Metro starts its ‘off-limits’ campaign (NBC 4)

Hit the link to watch the video — I can’t get it to embed. Friendly coverage of yesterday’s media event to promote Metro’s new campaign against sexual harassment on buses and trains. As the reporter notes, Metro says it was one of the few agencies to survey customers about the issue. That said, it should be noted that there have been other transit agencies that have previously undertaken anti-harassment campaigns, including the MBTA in the Boston area and WMATA that serves the D.C. area.

It will be interesting to see how the numbers change over time with the new campaign underway at Metro. As has been well-reported, 22 percent of Metro riders in last year’s customer survey said they had experienced some form of harassment and Metro said they received only 99 such complaints from riders.

The steady rise of bike ridership in New York City (CityLab)

The latest numbers show that the number of cycling trips is up another four percent with the growth linked to the increasing number of bike lanes — including some protected ones — in Gotham. I’m not sure about the statement that bikes outnumber cars on some streets, which I’ll believe when I see it. If so, then it’s always a good thing when there’s more room on city streets for the Batmobile.

Which begs the question….with New York going increasingly upscale (henceforth to be known as San Francisco East in this column), is there any need for Batman there? Let’s face it, Arkham was closed long ago and probably replaced with a Whole Foods and Waxing Plus. Not really related but awesome nonetheless is this pictorial on the secret life of miniature Batman.

Downtown L.A. revival continues with remake of opulent Gianni building (L.A. Times) 

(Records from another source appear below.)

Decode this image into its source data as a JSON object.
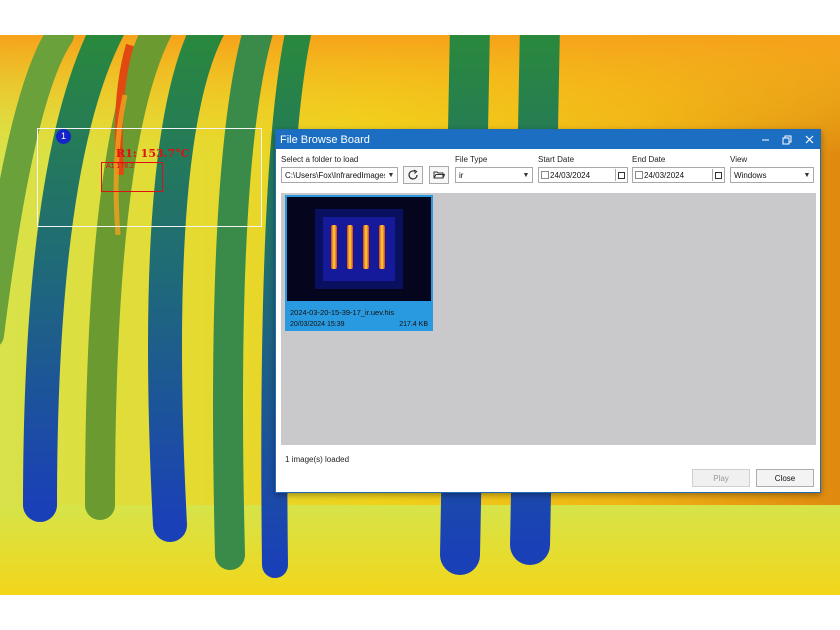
{
  "overlay": {
    "roi_number": "1",
    "roi_label": "R1: 153.7°C",
    "roi_sublabel": "A1 178.2"
  },
  "dialog": {
    "title": "File Browse Board",
    "folder_label": "Select a folder to load",
    "folder_value": "C:\\Users\\Fox\\InfraredImages",
    "file_type_label": "File Type",
    "file_type_value": "ir",
    "start_date_label": "Start Date",
    "start_date_value": "24/03/2024",
    "end_date_label": "End Date",
    "end_date_value": "24/03/2024",
    "view_label": "View",
    "view_value": "Windows",
    "thumbnail": {
      "filename": "2024-03-20-15-39-17_ir.uev.his",
      "datetime": "20/03/2024 15:39",
      "size": "217.4 KB"
    },
    "status": "1 image(s) loaded",
    "play_label": "Play",
    "close_label": "Close"
  },
  "icons": {
    "minimize": "minimize-icon",
    "maximize": "restore-icon",
    "close": "close-icon",
    "refresh": "refresh-icon",
    "open_folder": "folder-open-icon"
  }
}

A new 250-room hotel is coming to the old bank building at 7th and Olive as part of the resurgent 7th Street corridor. The hotel will be a short walk from the busy 7th/Metro Center hub that serves the Red, Purple, Blue and Expo Lines.

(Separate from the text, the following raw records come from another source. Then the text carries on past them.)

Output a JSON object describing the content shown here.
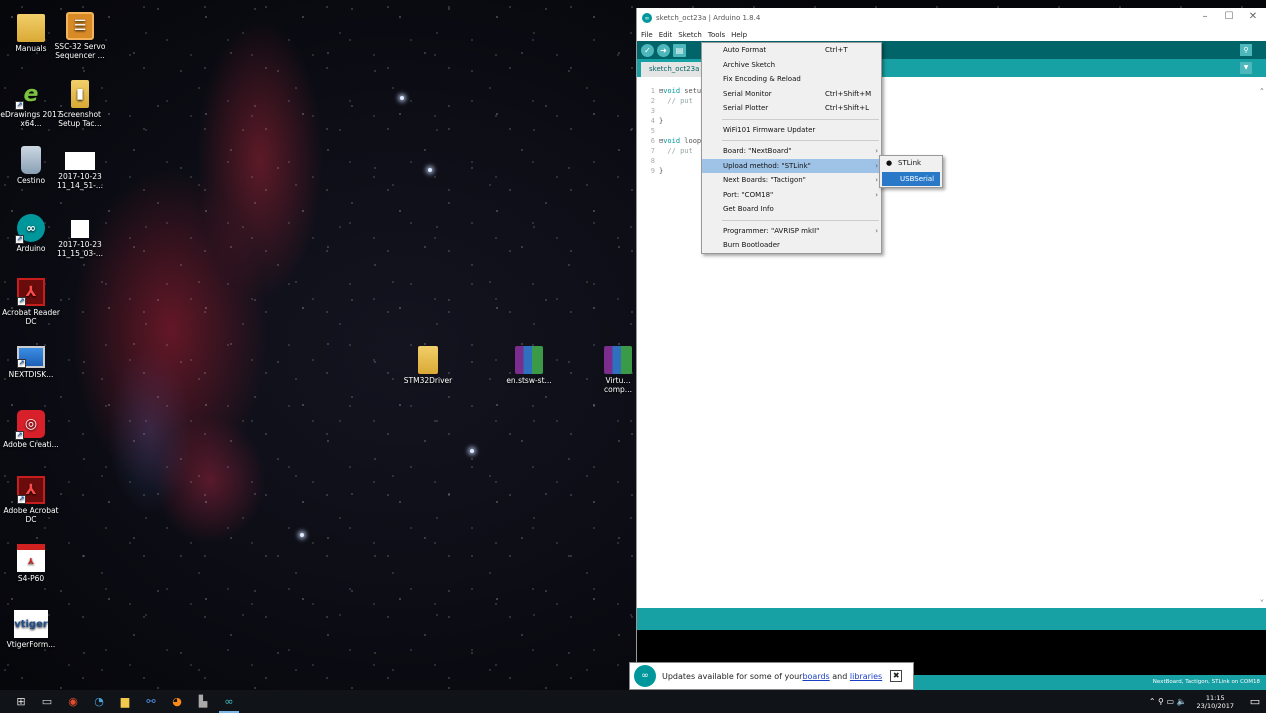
{
  "desktop": {
    "icons_left": [
      {
        "label": "Manuals",
        "icon": "folder-icon"
      },
      {
        "label": "SSC-32 Servo Sequencer ...",
        "icon": "servo-app-icon"
      },
      {
        "label": "eDrawings 2017 x64...",
        "icon": "edrawings-icon",
        "badge": "2017"
      },
      {
        "label": "Screenshot Setup Tac...",
        "icon": "screenshot-icon"
      },
      {
        "label": "Cestino",
        "icon": "recycle-bin-icon"
      },
      {
        "label": "2017-10-23 11_14_51-...",
        "icon": "image-file-icon"
      },
      {
        "label": "Arduino",
        "icon": "arduino-icon"
      },
      {
        "label": "2017-10-23 11_15_03-...",
        "icon": "image-file-icon"
      },
      {
        "label": "Acrobat Reader DC",
        "icon": "acrobat-icon"
      },
      {
        "label": "NEXTDISK...",
        "icon": "monitor-icon"
      },
      {
        "label": "Adobe Creati...",
        "icon": "adobe-cc-icon"
      },
      {
        "label": "Adobe Acrobat DC",
        "icon": "acrobat-icon"
      },
      {
        "label": "S4-P60",
        "icon": "pdf-icon"
      },
      {
        "label": "VtigerForm...",
        "icon": "vtiger-icon",
        "glyph": "vtiger"
      }
    ],
    "icons_middle": [
      {
        "label": "STM32Driver",
        "icon": "folder-icon"
      },
      {
        "label": "en.stsw-st...",
        "icon": "winrar-icon"
      },
      {
        "label": "Virtu... comp...",
        "icon": "winrar-icon"
      }
    ]
  },
  "arduino": {
    "title": "sketch_oct23a | Arduino 1.8.4",
    "menubar": [
      "File",
      "Edit",
      "Sketch",
      "Tools",
      "Help"
    ],
    "tab": "sketch_oct23a",
    "code": [
      {
        "ln": "1",
        "fold": "⊟",
        "kw": "void",
        "text": " setu"
      },
      {
        "ln": "2",
        "fold": "",
        "kw": "",
        "text": "  // put"
      },
      {
        "ln": "3",
        "fold": "",
        "kw": "",
        "text": ""
      },
      {
        "ln": "4",
        "fold": "",
        "kw": "",
        "text": "}"
      },
      {
        "ln": "5",
        "fold": "",
        "kw": "",
        "text": ""
      },
      {
        "ln": "6",
        "fold": "⊟",
        "kw": "void",
        "text": " loop"
      },
      {
        "ln": "7",
        "fold": "",
        "kw": "",
        "text": "  // put"
      },
      {
        "ln": "8",
        "fold": "",
        "kw": "",
        "text": ""
      },
      {
        "ln": "9",
        "fold": "",
        "kw": "",
        "text": "}"
      }
    ],
    "status": "NextBoard, Tactigon, STLink on COM18"
  },
  "tools_menu": {
    "group1": [
      {
        "label": "Auto Format",
        "shortcut": "Ctrl+T"
      },
      {
        "label": "Archive Sketch",
        "shortcut": ""
      },
      {
        "label": "Fix Encoding & Reload",
        "shortcut": ""
      },
      {
        "label": "Serial Monitor",
        "shortcut": "Ctrl+Shift+M"
      },
      {
        "label": "Serial Plotter",
        "shortcut": "Ctrl+Shift+L"
      }
    ],
    "group2": [
      {
        "label": "WiFi101 Firmware Updater"
      }
    ],
    "group3": [
      {
        "label": "Board: \"NextBoard\"",
        "submenu": true
      },
      {
        "label": "Upload method: \"STLink\"",
        "submenu": true,
        "highlighted": true
      },
      {
        "label": "Next Boards: \"Tactigon\"",
        "submenu": true
      },
      {
        "label": "Port: \"COM18\"",
        "submenu": true
      },
      {
        "label": "Get Board Info",
        "submenu": false
      }
    ],
    "group4": [
      {
        "label": "Programmer: \"AVRISP mkII\"",
        "submenu": true
      },
      {
        "label": "Burn Bootloader",
        "submenu": false
      }
    ]
  },
  "upload_submenu": {
    "items": [
      {
        "label": "STLink",
        "selected": true
      },
      {
        "label": "USBSerial",
        "selected": false,
        "hover": true
      }
    ]
  },
  "notification": {
    "text_before": "Updates available for some of your ",
    "link1": "boards",
    "text_middle": " and ",
    "link2": "libraries",
    "close": "✖"
  },
  "taskbar": {
    "clock_time": "11:15",
    "clock_date": "23/10/2017",
    "tray_symbols": "⌃  ⚲  ▭  🔈"
  }
}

After the Regional Connector is constructed to link the Blue, Expo and Gold Lines, riders at 7th/Metro will be able to board light rail trains running directly to downtown Santa Monica, downtown Long Beach, downtown Pasadena (and beyond), East Los Angeles and Union Station. In other words, DTLA will increasingly become an attractive place to stay for tourists because of the easy access to attractions in our county. Booya bum diddles!

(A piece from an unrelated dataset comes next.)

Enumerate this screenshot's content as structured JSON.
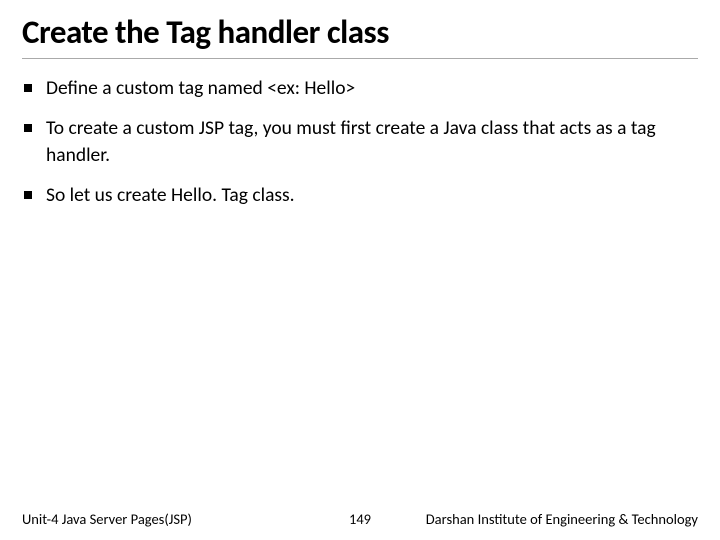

MacArthur Park’s still waters run deep (Zocalo Public Square) 

A bass angler shortly after a recent sunrise. Photo by Steve Hymon.

A bass angler shortly after a recent sunrise. Photo by Steve Hymon.

If you’ve never visited the park in L.A.’s Westlake neighborhood, here’s a nice photo gallery and some accompanying text from a cough cough ahem brilliant young photographer. BTW, there are largemouth bass in the lake. Anglers can access the park via the Red/Purple Line’s Westlake Station and via buses on Wilshire (20, 720 Lines), 6th Street (18 Line) and Alvarado (200 Line).


Cool time lapse the impact of light pollution on our area and what the skies above L.A. could look like.

FullSizeRenderOn that note, I just spent a couple nights in the Pioneertown area, north of Joshua Tree National Park. While the pollution and haze in the park remains pretty bad thanks to smog from the Coachella Valley and winds from the L.A. metro area, there are still pretty spectacular night skies.

Speaking of which, I had the great pleasure of seeing Jenny Lewis perform under the desert night skies at Pappy and Harriet’s in Pioneertown. For $25 I got to see a world class songwriter performing on the back porch of a bar.

Jenny Lewis is, of course, an L.A. native. If looking for something to read while sitting/standing on transit, here’s a good NYT Magazine article about Lewis from last summer before the release of her latest (and extremely good) album “The Voyager.”

Hey, it’s Friday! As benevolent Dictator Lite of this blog, I say let’s play some music. This is one of her older songs, played at the beginning of her show the other night. Coachella-goers: check out her show!